* _Work required_: For the entries that follow, produce an exact copy with no pictures in it.

=== Section Start ===

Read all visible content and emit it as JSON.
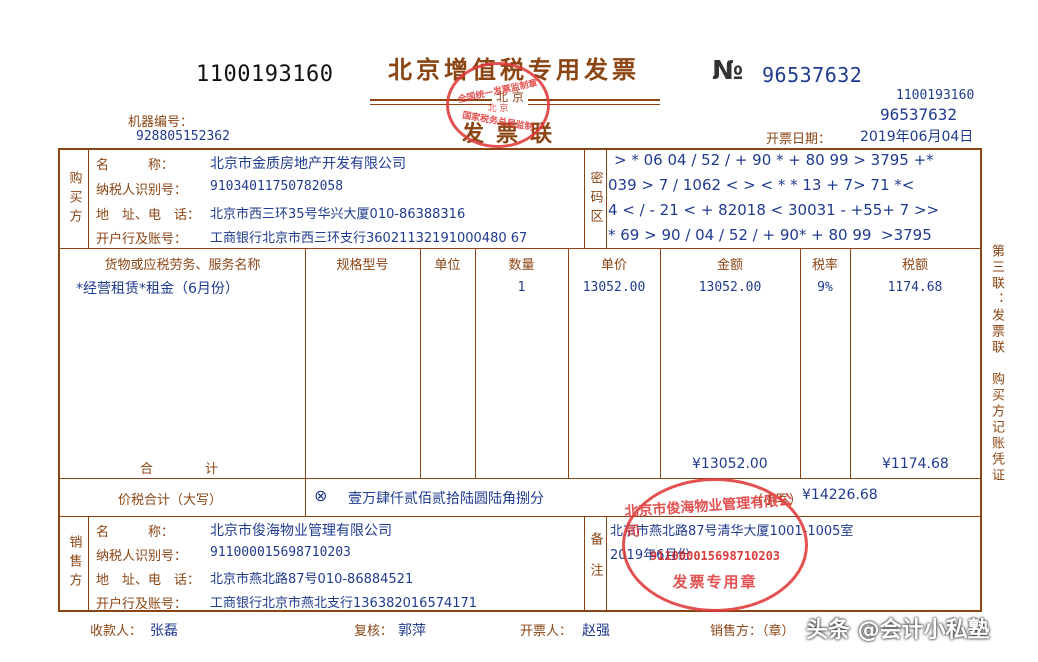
{
  "header": {
    "invoice_code_left": "1100193160",
    "title": "北京增值税专用发票",
    "title_city": "北 京",
    "subtitle": "发票联",
    "number_symbol": "№",
    "invoice_number": "96537632",
    "invoice_code_right": "1100193160",
    "invoice_number_right": "96537632",
    "machine_label": "机器编号：",
    "machine_number": "928805152362",
    "date_label": "开票日期：",
    "date_value": "2019年06月04日"
  },
  "tax_stamp": {
    "top": "全国统一发票监制章",
    "middle": "北 京",
    "bottom": "国家税务总局监制"
  },
  "buyer": {
    "section_label": "购买方",
    "name_label": "名　　　称：",
    "name": "北京市金质房地产开发有限公司",
    "tax_id_label": "纳税人识别号：",
    "tax_id": "91034011750782058",
    "address_label": "地　址、电　话：",
    "address": "北京市西三环35号华兴大厦010-86388316",
    "bank_label": "开户行及账号：",
    "bank": "工商银行北京市西三环支行36021132191000480 67"
  },
  "password_area": {
    "label": "密码区",
    "lines": [
      "> * 06 04 / 52 / + 90 * + 80 99 > 3795 +*",
      "039 > 7 / 1062 < > < * * 13 + 7> 71 *<",
      "4 < / - 21 < + 82018 < 30031 - +55+ 7 >>",
      "* 69 > 90 / 04 / 52 / + 90* + 80 99  >3795"
    ]
  },
  "items": {
    "headers": [
      "货物或应税劳务、服务名称",
      "规格型号",
      "单位",
      "数量",
      "单价",
      "金额",
      "税率",
      "税额"
    ],
    "rows": [
      {
        "name": "*经营租赁*租金（6月份）",
        "spec": "",
        "unit": "",
        "qty": "1",
        "price": "13052.00",
        "amount": "13052.00",
        "rate": "9%",
        "tax": "1174.68"
      }
    ],
    "total_label": "合　　　　计",
    "total_amount": "¥13052.00",
    "total_tax": "¥1174.68"
  },
  "price_tax_total": {
    "label": "价税合计（大写）",
    "symbol": "⊗",
    "in_words": "壹万肆仟贰佰贰拾陆圆陆角捌分",
    "small_label": "（小写）",
    "small_value": "¥14226.68"
  },
  "seller": {
    "section_label": "销售方",
    "name_label": "名　　　称：",
    "name": "北京市俊海物业管理有限公司",
    "tax_id_label": "纳税人识别号：",
    "tax_id": "911000015698710203",
    "address_label": "地　址、电　话：",
    "address": "北京市燕北路87号010-86884521",
    "bank_label": "开户行及账号：",
    "bank": "工商银行北京市燕北支行136382016574171"
  },
  "remarks": {
    "label": "备注",
    "line1": "北京市燕北路87号清华大厦1001-1005室",
    "line2": "2019年6月份"
  },
  "seller_stamp": {
    "top": "北京市俊海物业管理有限公司",
    "middle": "911000015698710203",
    "bottom": "发票专用章"
  },
  "side_note": "第三联：发票联　购买方记账凭证",
  "footer": {
    "payee_label": "收款人：",
    "payee": "张磊",
    "reviewer_label": "复核：",
    "reviewer": "郭萍",
    "drawer_label": "开票人：",
    "drawer": "赵强",
    "seller_label": "销售方：（章）"
  },
  "watermark": "头条 @会计小私塾"
}
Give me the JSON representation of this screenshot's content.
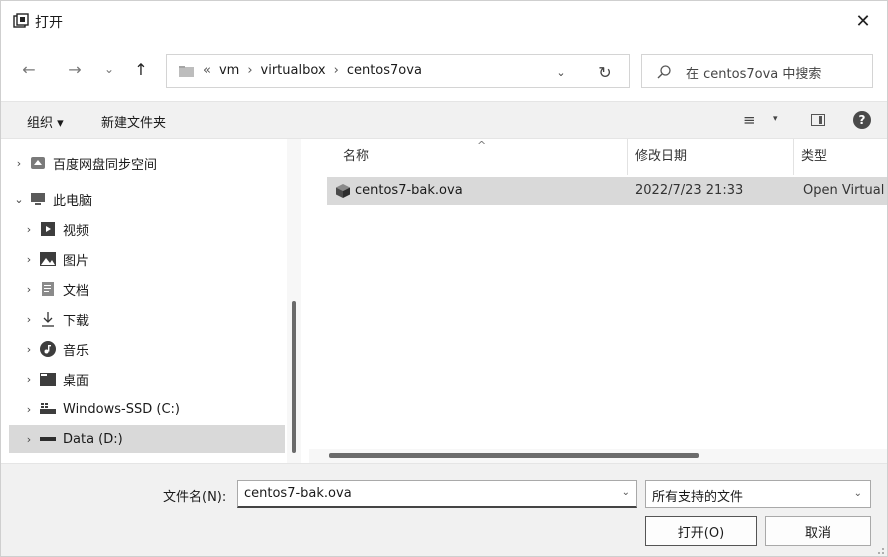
{
  "window": {
    "title": "打开",
    "close_glyph": "✕"
  },
  "nav": {
    "back_glyph": "←",
    "forward_glyph": "→",
    "recent_glyph": "⌄",
    "up_glyph": "↑"
  },
  "address": {
    "overflow": "«",
    "segments": [
      "vm",
      "virtualbox",
      "centos7ova"
    ],
    "separator": "›",
    "dropdown_glyph": "⌄",
    "refresh_glyph": "↻"
  },
  "search": {
    "placeholder": "在 centos7ova 中搜索"
  },
  "toolbar": {
    "organize_label": "组织 ▾",
    "new_folder_label": "新建文件夹",
    "view_glyph": "≡",
    "view_drop_glyph": "▾",
    "help_glyph": "?"
  },
  "sidebar": {
    "items": [
      {
        "label": "百度网盘同步空间",
        "chevron": "›",
        "icon": "cloud-sync-icon"
      },
      {
        "label": "此电脑",
        "chevron": "⌄",
        "icon": "computer-icon"
      },
      {
        "label": "视频",
        "chevron": "›",
        "icon": "video-icon"
      },
      {
        "label": "图片",
        "chevron": "›",
        "icon": "pictures-icon"
      },
      {
        "label": "文档",
        "chevron": "›",
        "icon": "documents-icon"
      },
      {
        "label": "下载",
        "chevron": "›",
        "icon": "download-icon"
      },
      {
        "label": "音乐",
        "chevron": "›",
        "icon": "music-icon"
      },
      {
        "label": "桌面",
        "chevron": "›",
        "icon": "desktop-icon"
      },
      {
        "label": "Windows-SSD (C:)",
        "chevron": "›",
        "icon": "drive-c-icon"
      },
      {
        "label": "Data (D:)",
        "chevron": "›",
        "icon": "drive-d-icon"
      }
    ]
  },
  "file_list": {
    "columns": {
      "name": "名称",
      "modified": "修改日期",
      "type": "类型",
      "sort_glyph": "^"
    },
    "rows": [
      {
        "name": "centos7-bak.ova",
        "modified": "2022/7/23 21:33",
        "type": "Open Virtual",
        "icon": "ova-package-icon"
      }
    ]
  },
  "footer": {
    "filename_label": "文件名(N):",
    "filename_value": "centos7-bak.ova",
    "filename_drop_glyph": "⌄",
    "filter_value": "所有支持的文件",
    "filter_drop_glyph": "⌄",
    "open_label": "打开(O)",
    "cancel_label": "取消"
  }
}
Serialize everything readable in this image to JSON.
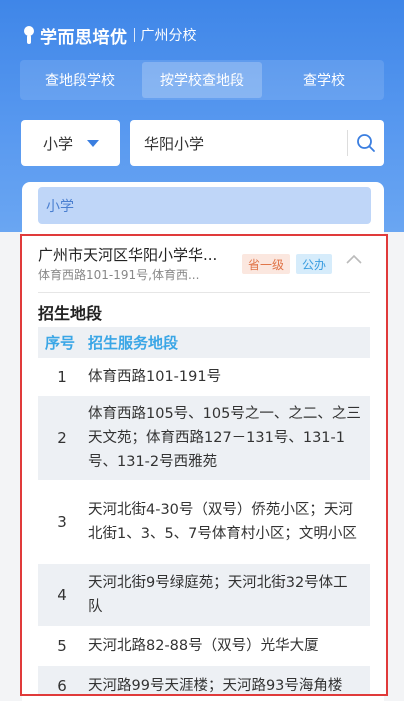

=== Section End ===

* _Result of the task_:
Read all visible content and emit it as JSON.
{
  "header": {
    "invoice_code_left": "1100193160",
    "title": "北京增值税专用发票",
    "title_city": "北 京",
    "subtitle": "发票联",
    "number_symbol": "№",
    "invoice_number": "96537632",
    "invoice_code_right": "1100193160",
    "invoice_number_right": "96537632",
    "machine_label": "机器编号：",
    "machine_number": "928805152362",
    "date_label": "开票日期：",
    "date_value": "2019年06月04日"
  },
  "tax_stamp": {
    "top": "全国统一发票监制章",
    "middle": "北 京",
    "bottom": "国家税务总局监制"
  },
  "buyer": {
    "section_label": "购买方",
    "name_label": "名　　　称：",
    "name": "北京市金质房地产开发有限公司",
    "tax_id_label": "纳税人识别号：",
    "tax_id": "91034011750782058",
    "address_label": "地　址、电　话：",
    "address": "北京市西三环35号华兴大厦010-86388316",
    "bank_label": "开户行及账号：",
    "bank": "工商银行北京市西三环支行36021132191000480 67"
  },
  "password_area": {
    "label": "密码区",
    "lines": [
      "> * 06 04 / 52 / + 90 * + 80 99 > 3795 +*",
      "039 > 7 / 1062 < > < * * 13 + 7> 71 *<",
      "4 < / - 21 < + 82018 < 30031 - +55+ 7 >>",
      "* 69 > 90 / 04 / 52 / + 90* + 80 99  >3795"
    ]
  },
  "items": {
    "headers": [
      "货物或应税劳务、服务名称",
      "规格型号",
      "单位",
      "数量",
      "单价",
      "金额",
      "税率",
      "税额"
    ],
    "rows": [
      {
        "name": "*经营租赁*租金（6月份）",
        "spec": "",
        "unit": "",
        "qty": "1",
        "price": "13052.00",
        "amount": "13052.00",
        "rate": "9%",
        "tax": "1174.68"
      }
    ],
    "total_label": "合　　　　计",
    "total_amount": "¥13052.00",
    "total_tax": "¥1174.68"
  },
  "price_tax_total": {
    "label": "价税合计（大写）",
    "symbol": "⊗",
    "in_words": "壹万肆仟贰佰贰拾陆圆陆角捌分",
    "small_label": "（小写）",
    "small_value": "¥14226.68"
  },
  "seller": {
    "section_label": "销售方",
    "name_label": "名　　　称：",
    "name": "北京市俊海物业管理有限公司",
    "tax_id_label": "纳税人识别号：",
    "tax_id": "911000015698710203",
    "address_label": "地　址、电　话：",
    "address": "北京市燕北路87号010-86884521",
    "bank_label": "开户行及账号：",
    "bank": "工商银行北京市燕北支行136382016574171"
  },
  "remarks": {
    "label": "备注",
    "line1": "北京市燕北路87号清华大厦1001-1005室",
    "line2": "2019年6月份"
  },
  "seller_stamp": {
    "top": "北京市俊海物业管理有限公司",
    "middle": "911000015698710203",
    "bottom": "发票专用章"
  },
  "side_note": "第三联：发票联　购买方记账凭证",
  "footer": {
    "payee_label": "收款人：",
    "payee": "张磊",
    "reviewer_label": "复核：",
    "reviewer": "郭萍",
    "drawer_label": "开票人：",
    "drawer": "赵强",
    "seller_label": "销售方：（章）"
  },
  "watermark": "头条 @会计小私塾"
}
Give me the JSON representation of this screenshot's content.
{
  "window": {
    "title": "打开",
    "close_glyph": "✕"
  },
  "nav": {
    "back_glyph": "←",
    "forward_glyph": "→",
    "recent_glyph": "⌄",
    "up_glyph": "↑"
  },
  "address": {
    "overflow": "«",
    "segments": [
      "vm",
      "virtualbox",
      "centos7ova"
    ],
    "separator": "›",
    "dropdown_glyph": "⌄",
    "refresh_glyph": "↻"
  },
  "search": {
    "placeholder": "在 centos7ova 中搜索"
  },
  "toolbar": {
    "organize_label": "组织 ▾",
    "new_folder_label": "新建文件夹",
    "view_glyph": "≡",
    "view_drop_glyph": "▾",
    "help_glyph": "?"
  },
  "sidebar": {
    "items": [
      {
        "label": "百度网盘同步空间",
        "chevron": "›",
        "icon": "cloud-sync-icon"
      },
      {
        "label": "此电脑",
        "chevron": "⌄",
        "icon": "computer-icon"
      },
      {
        "label": "视频",
        "chevron": "›",
        "icon": "video-icon"
      },
      {
        "label": "图片",
        "chevron": "›",
        "icon": "pictures-icon"
      },
      {
        "label": "文档",
        "chevron": "›",
        "icon": "documents-icon"
      },
      {
        "label": "下载",
        "chevron": "›",
        "icon": "download-icon"
      },
      {
        "label": "音乐",
        "chevron": "›",
        "icon": "music-icon"
      },
      {
        "label": "桌面",
        "chevron": "›",
        "icon": "desktop-icon"
      },
      {
        "label": "Windows-SSD (C:)",
        "chevron": "›",
        "icon": "drive-c-icon"
      },
      {
        "label": "Data (D:)",
        "chevron": "›",
        "icon": "drive-d-icon"
      }
    ]
  },
  "file_list": {
    "columns": {
      "name": "名称",
      "modified": "修改日期",
      "type": "类型",
      "sort_glyph": "^"
    },
    "rows": [
      {
        "name": "centos7-bak.ova",
        "modified": "2022/7/23 21:33",
        "type": "Open Virtual",
        "icon": "ova-package-icon"
      }
    ]
  },
  "footer": {
    "filename_label": "文件名(N):",
    "filename_value": "centos7-bak.ova",
    "filename_drop_glyph": "⌄",
    "filter_value": "所有支持的文件",
    "filter_drop_glyph": "⌄",
    "open_label": "打开(O)",
    "cancel_label": "取消"
  }
}
Serialize everything readable in this image to JSON.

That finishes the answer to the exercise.